How to complete this task = Find the word "отмены" in the data below and copy each line that holds it.

Provided records =

- - - -

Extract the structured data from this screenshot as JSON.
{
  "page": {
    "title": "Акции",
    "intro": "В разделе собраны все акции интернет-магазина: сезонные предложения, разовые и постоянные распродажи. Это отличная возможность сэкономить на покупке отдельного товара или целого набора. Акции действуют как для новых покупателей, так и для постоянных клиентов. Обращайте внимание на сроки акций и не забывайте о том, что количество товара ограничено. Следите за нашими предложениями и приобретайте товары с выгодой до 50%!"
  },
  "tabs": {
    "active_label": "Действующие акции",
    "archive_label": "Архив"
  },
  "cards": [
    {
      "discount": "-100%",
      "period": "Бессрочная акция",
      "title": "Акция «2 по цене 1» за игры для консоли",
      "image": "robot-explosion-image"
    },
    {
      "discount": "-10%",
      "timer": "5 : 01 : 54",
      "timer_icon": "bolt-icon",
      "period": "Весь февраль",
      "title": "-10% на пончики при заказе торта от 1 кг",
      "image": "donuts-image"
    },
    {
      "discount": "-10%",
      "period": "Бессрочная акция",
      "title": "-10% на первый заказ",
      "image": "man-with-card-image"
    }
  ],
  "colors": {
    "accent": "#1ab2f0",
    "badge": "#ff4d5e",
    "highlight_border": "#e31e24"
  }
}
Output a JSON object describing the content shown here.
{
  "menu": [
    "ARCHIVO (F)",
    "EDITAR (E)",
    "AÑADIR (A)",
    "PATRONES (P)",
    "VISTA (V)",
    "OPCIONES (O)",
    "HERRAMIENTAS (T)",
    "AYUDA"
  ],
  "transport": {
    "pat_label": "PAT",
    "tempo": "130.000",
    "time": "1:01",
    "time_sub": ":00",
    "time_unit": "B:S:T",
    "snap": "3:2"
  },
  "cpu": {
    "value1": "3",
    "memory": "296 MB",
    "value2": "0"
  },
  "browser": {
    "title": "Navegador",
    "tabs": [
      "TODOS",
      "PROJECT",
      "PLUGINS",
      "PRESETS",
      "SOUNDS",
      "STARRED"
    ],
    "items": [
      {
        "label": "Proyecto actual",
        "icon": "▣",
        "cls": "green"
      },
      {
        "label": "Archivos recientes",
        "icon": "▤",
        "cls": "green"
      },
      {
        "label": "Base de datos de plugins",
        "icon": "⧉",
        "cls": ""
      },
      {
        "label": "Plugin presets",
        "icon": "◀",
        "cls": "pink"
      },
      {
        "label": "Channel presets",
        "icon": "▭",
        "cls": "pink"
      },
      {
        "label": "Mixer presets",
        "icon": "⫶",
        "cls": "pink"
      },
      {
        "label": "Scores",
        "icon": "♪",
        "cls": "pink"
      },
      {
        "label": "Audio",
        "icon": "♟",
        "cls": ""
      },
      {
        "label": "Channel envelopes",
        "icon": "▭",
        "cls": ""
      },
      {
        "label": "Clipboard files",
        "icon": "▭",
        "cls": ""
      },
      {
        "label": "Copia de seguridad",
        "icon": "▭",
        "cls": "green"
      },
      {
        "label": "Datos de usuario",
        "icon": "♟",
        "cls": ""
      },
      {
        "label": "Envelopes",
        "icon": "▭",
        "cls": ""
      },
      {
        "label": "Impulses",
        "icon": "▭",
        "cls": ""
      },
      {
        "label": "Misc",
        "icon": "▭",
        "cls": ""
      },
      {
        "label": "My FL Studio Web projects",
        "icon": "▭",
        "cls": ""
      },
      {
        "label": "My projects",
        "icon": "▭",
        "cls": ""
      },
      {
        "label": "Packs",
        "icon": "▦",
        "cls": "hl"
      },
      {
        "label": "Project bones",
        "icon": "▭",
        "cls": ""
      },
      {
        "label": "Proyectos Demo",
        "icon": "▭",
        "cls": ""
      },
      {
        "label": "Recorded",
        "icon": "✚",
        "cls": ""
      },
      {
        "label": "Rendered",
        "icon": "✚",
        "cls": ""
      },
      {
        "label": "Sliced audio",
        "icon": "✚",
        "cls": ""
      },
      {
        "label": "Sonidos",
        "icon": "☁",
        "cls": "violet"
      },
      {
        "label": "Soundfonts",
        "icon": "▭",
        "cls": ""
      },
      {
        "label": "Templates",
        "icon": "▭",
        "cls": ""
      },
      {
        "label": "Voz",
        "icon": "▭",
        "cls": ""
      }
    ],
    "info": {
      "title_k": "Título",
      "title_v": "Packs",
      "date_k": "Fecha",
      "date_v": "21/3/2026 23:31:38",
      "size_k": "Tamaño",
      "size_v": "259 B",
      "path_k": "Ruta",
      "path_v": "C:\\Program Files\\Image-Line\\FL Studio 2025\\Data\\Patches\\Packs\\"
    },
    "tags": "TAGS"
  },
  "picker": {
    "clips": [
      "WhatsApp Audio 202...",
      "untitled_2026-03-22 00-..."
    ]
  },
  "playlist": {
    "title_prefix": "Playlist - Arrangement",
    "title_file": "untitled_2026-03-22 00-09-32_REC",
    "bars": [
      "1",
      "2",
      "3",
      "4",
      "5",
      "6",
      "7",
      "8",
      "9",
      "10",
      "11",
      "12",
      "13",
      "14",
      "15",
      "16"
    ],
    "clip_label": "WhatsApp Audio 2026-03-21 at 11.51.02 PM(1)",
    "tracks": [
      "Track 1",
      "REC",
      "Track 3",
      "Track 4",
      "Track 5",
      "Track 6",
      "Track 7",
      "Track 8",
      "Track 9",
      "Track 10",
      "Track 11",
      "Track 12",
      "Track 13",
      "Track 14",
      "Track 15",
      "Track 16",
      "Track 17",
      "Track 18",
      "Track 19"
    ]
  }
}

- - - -

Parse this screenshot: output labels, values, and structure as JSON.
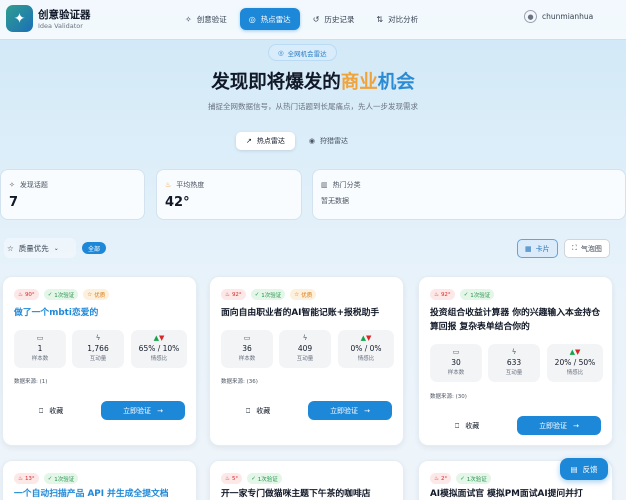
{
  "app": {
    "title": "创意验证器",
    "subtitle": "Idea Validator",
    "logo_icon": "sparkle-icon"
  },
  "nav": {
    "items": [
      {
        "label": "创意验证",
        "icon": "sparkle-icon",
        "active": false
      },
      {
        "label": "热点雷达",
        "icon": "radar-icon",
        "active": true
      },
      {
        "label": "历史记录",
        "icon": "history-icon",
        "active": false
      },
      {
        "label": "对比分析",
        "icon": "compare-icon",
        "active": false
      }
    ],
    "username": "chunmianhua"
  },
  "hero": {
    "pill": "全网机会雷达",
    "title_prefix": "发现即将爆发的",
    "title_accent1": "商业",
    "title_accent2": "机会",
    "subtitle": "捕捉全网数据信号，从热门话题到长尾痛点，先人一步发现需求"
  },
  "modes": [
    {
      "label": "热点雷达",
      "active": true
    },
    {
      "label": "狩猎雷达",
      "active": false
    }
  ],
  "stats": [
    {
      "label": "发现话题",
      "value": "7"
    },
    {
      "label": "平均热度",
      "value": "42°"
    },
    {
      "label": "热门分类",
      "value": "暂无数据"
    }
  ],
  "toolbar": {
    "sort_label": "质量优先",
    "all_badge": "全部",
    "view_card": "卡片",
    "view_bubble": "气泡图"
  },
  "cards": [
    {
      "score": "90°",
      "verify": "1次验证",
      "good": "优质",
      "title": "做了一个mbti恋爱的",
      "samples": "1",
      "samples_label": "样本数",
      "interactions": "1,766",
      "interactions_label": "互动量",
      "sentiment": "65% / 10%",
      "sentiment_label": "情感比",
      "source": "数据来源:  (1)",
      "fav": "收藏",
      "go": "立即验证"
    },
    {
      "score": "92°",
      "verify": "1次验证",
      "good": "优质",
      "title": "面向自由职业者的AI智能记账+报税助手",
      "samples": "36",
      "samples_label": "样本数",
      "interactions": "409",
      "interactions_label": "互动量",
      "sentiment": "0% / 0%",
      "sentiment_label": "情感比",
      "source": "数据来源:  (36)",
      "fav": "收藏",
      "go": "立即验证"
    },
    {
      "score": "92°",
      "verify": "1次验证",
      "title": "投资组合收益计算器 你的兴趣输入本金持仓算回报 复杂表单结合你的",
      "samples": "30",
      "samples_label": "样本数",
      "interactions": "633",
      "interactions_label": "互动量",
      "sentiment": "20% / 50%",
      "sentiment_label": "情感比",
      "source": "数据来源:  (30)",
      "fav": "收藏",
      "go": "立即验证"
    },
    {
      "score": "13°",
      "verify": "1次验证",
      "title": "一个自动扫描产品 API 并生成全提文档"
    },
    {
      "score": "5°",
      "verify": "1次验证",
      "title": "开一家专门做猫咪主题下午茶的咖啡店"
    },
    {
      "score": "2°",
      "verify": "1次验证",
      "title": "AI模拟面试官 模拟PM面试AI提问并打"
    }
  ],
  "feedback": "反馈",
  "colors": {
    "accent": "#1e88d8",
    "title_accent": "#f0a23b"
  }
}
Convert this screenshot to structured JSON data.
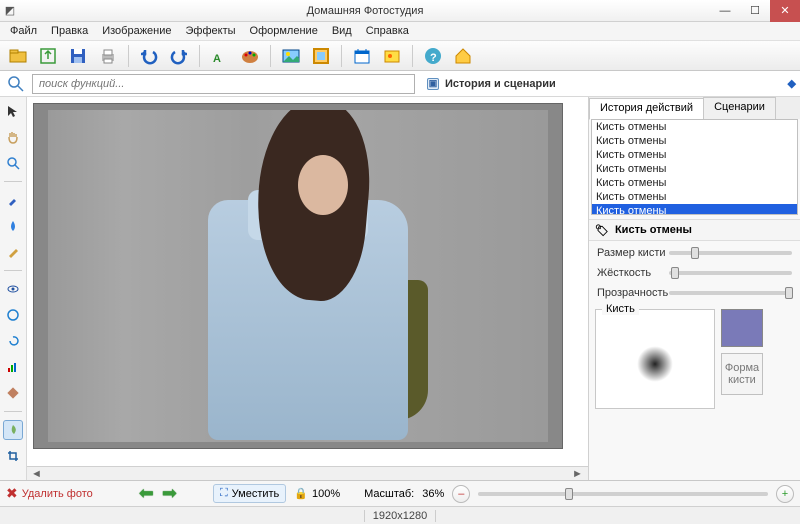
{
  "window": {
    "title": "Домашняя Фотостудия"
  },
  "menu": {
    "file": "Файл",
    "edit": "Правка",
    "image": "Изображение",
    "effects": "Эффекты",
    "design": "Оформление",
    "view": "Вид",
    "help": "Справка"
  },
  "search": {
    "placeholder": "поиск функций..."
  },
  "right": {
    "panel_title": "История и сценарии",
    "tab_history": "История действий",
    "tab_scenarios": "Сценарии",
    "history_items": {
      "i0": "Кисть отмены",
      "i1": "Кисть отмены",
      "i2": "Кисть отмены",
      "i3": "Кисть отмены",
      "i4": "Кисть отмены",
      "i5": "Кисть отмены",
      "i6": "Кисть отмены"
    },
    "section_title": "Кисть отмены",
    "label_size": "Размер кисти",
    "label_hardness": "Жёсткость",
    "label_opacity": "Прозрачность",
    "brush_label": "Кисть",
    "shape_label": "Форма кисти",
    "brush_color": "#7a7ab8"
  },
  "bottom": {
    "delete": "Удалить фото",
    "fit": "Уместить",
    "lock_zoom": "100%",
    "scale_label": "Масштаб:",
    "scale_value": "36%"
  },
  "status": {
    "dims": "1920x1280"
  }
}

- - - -

Output =
      "i0": "Кисть отмены",
      "i1": "Кисть отмены",
      "i2": "Кисть отмены",
      "i3": "Кисть отмены",
      "i4": "Кисть отмены",
      "i5": "Кисть отмены",
      "i6": "Кисть отмены"
    "section_title": "Кисть отмены",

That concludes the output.